An Eritrea girl must travel a long distance, or either, leave home to live in a rented house or with relatives outside the family village. This is hard for girls who are generally not allowed to travel long distances or rent houses in the urban areas to continue their education for safety reasons. Distance to the schools is a major barrier to girls education in Eritrea. Women represent about 50% of all teachers in elementary-level schools, and about 10% of all teachers at middle and secondary-level schools.[10] (Nolan White, All)

Marriage[edit]

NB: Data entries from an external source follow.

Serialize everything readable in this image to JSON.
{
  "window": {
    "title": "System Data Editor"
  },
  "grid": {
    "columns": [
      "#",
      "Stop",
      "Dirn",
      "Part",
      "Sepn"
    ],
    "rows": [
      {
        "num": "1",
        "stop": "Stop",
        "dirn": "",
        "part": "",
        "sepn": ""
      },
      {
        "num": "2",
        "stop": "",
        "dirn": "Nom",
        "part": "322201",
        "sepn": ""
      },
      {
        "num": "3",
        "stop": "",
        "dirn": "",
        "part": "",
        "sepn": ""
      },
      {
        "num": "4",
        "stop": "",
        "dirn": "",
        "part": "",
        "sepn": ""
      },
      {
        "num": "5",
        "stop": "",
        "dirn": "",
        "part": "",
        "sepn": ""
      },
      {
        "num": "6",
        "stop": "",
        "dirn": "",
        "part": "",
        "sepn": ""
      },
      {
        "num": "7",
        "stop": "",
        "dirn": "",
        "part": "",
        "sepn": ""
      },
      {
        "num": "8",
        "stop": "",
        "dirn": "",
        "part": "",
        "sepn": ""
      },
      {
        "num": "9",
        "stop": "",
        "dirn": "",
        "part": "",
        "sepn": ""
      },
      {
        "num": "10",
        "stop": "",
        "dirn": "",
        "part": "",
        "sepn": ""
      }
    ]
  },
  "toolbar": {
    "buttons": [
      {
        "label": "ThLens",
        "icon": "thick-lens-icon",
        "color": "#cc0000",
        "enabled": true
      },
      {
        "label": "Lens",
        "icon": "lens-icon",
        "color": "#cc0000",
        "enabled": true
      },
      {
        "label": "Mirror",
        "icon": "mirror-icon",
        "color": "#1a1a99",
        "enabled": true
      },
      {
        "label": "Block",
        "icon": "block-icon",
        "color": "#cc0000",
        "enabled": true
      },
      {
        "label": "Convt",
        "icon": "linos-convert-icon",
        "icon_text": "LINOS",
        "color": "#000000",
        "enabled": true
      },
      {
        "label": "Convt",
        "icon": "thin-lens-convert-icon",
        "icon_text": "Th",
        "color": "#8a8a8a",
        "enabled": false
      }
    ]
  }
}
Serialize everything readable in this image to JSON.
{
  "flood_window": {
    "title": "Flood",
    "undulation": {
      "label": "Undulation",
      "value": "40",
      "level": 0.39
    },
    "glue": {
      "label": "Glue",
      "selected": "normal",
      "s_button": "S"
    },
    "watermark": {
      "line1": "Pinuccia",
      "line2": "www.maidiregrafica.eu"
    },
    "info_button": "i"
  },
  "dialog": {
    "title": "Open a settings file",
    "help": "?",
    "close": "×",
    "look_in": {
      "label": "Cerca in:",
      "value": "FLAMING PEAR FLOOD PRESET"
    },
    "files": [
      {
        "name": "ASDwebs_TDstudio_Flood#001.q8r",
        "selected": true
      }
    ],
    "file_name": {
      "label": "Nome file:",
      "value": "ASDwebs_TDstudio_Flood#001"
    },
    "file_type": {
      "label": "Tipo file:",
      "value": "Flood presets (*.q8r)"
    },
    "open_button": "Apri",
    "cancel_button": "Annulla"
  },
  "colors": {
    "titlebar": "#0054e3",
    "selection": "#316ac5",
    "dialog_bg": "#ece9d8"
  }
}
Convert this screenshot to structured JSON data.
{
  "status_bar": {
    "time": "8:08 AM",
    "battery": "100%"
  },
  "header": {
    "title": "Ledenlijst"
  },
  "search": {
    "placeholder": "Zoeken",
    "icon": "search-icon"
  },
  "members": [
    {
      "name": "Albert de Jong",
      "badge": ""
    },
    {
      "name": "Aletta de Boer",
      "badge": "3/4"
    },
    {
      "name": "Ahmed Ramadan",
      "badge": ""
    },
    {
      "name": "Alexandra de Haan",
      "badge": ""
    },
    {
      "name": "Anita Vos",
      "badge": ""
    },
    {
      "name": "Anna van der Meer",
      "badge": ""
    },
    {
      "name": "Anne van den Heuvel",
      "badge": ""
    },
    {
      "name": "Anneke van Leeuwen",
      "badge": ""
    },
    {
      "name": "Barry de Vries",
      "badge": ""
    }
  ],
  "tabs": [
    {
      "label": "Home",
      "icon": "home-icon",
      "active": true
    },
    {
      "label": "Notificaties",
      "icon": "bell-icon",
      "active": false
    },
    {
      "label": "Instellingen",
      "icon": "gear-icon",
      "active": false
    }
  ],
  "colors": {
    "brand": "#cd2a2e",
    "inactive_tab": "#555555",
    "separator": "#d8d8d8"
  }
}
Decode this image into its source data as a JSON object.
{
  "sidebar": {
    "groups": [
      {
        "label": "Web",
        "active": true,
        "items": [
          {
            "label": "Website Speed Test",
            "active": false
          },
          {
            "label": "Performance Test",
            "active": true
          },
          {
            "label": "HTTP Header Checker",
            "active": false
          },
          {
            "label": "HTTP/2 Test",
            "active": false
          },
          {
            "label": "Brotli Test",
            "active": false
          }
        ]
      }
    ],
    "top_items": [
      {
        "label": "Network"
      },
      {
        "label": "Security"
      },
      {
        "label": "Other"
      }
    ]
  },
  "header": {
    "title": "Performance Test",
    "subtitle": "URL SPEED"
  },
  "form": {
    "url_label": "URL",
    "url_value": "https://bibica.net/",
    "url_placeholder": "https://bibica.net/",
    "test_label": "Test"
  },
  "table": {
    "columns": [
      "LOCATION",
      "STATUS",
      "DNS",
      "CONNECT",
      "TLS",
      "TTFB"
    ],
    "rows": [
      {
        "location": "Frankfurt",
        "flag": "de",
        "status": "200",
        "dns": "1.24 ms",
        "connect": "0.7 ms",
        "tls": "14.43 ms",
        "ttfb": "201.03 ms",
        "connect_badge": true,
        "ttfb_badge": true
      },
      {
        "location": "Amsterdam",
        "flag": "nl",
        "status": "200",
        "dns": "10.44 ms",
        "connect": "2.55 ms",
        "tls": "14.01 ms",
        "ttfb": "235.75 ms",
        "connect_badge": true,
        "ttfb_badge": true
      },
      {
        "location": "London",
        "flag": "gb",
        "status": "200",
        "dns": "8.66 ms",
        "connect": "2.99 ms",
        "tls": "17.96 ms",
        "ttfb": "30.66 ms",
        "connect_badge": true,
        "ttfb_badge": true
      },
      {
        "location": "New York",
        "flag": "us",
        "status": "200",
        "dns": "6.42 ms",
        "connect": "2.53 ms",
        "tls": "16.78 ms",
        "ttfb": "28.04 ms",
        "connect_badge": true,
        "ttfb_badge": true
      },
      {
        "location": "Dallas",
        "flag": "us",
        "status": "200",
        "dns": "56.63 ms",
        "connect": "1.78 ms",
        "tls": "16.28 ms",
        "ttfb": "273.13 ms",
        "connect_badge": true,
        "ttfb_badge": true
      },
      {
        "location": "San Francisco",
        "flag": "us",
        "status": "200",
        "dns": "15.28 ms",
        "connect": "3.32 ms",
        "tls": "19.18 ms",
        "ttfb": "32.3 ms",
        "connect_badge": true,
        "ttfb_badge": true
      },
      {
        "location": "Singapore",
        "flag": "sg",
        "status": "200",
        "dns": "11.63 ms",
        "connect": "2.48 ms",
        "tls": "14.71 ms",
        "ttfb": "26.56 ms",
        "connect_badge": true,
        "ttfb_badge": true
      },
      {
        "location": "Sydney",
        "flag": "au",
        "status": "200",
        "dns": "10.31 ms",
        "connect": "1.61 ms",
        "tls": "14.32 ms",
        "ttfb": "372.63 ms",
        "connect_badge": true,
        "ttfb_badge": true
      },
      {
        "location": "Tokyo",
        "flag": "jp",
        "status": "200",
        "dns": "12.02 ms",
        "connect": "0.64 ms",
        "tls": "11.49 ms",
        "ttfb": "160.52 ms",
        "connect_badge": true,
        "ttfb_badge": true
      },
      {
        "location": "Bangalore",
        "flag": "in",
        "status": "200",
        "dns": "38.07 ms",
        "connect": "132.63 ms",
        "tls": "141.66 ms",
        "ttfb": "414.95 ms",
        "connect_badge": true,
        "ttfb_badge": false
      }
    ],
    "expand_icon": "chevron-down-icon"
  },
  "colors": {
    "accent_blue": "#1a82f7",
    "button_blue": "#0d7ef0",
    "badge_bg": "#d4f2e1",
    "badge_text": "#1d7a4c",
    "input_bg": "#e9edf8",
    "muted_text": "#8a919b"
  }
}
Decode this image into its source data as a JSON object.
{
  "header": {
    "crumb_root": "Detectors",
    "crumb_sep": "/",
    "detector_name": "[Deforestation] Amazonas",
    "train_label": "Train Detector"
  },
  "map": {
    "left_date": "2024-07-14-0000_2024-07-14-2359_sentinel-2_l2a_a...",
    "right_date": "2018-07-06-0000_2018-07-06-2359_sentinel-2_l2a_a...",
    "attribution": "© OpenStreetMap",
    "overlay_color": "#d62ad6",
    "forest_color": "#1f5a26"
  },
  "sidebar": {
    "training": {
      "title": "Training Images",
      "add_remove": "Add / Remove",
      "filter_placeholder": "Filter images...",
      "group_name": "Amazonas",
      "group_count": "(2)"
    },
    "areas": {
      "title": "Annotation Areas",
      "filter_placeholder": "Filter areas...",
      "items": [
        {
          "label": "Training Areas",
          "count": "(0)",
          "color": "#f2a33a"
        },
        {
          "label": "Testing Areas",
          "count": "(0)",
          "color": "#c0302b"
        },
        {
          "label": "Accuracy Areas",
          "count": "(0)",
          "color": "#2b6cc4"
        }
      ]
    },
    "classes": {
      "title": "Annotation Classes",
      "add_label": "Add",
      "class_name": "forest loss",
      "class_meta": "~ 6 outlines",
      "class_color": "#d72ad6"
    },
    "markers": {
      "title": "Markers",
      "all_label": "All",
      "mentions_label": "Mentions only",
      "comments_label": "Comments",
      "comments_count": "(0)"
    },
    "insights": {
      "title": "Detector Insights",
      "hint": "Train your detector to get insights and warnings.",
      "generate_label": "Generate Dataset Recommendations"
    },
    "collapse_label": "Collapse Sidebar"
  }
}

Almost 40 percent of women in Eritrea are married by their 21st birthday. Limited access to education is associated with the high prevalence of child marriage in Eritrea. 64% of women aged 20–24 with no education and 53% with primary education were married by 21 years old, compared to just 12% of women with secondary education or higher.[11] The Eritrean Civil Code (articles 329 and 581) sets the minimum age of marriage at 18 years for both girls and boys although this is the case because of social norms women still get married at younger ages. This makes it difficult for women to pursue higher education because they are expected to work in subsistence agriculture and prepare food for their family at a young age.(Nolan White, All)

References[edit]

  1. ^ Burgess, Doris (1989). "Women and war: Eritrea". Review of African Political Economy. 16 (45/46): 126–132. doi:10.1080/03056248908703832. JSTOR 4006017.
  2. ^ Bernal, Victoria (2000). "Equality to die For?: Women Guerrilla Fighters and Eritrea's Cultural Revolution". Political and Legal Anthropology Review. 23 (2): 61–76. doi:10.1525/pol.2000.23.2.61. JSTOR 24497999.
  3. ^ Bernal, Victoria (2008). "Equality to Die For?: Women Guerrilla Fighters and Eritrea's Cultural Revolution". PoLAR: Political and Legal Anthropology Review. 23 (2): 61–76. doi:10.1525/pol.2000.23.2.61. ISSN 1081-6976.
  4. ^ Woldemikael, Tekle M. (2013). "Introduction to Special Issue: Postliberation Eritrea." Africa Today, vol. 60, no. 2, 2013, pp. v-xix. JSTOR". Africa Today. 60 (2): v–xix. doi:10.2979/africatoday.60.2.v. JSTOR 10.2979/africatoday.60.2.v.
  5. ^ https://www.worldbank.org/en/country/eritrea/overview. Missing or empty |title= (help)
  6. ^ http://eritrean-embassy.se/invest-in-eritrea/agriculture-in-eritrea/. Missing or empty |title= (help)
  7. ^ http://www.shabait.com/articles/nation-building/22410-development-of-human-capital-in-eritreas-agricultural-sector-. Missing or empty |title= (help)
  8. ^ "Education in Eritrea: Developmental Challenges".
  9. ^ "Education in Eritrea | Global Partnership for Education".
  10. ^ https://www.globalpartnership.org/blog/3-ways-increase-girls-education-eritrea
  11. ^ Bernal, Victoria (2001). "From Warriors to Wives: Contradictions of Liberation and Development in Eritrea". Northeast African Studies. 8 (3): 129–154. doi:10.1353/nas.2006.0001. JSTOR 41931273.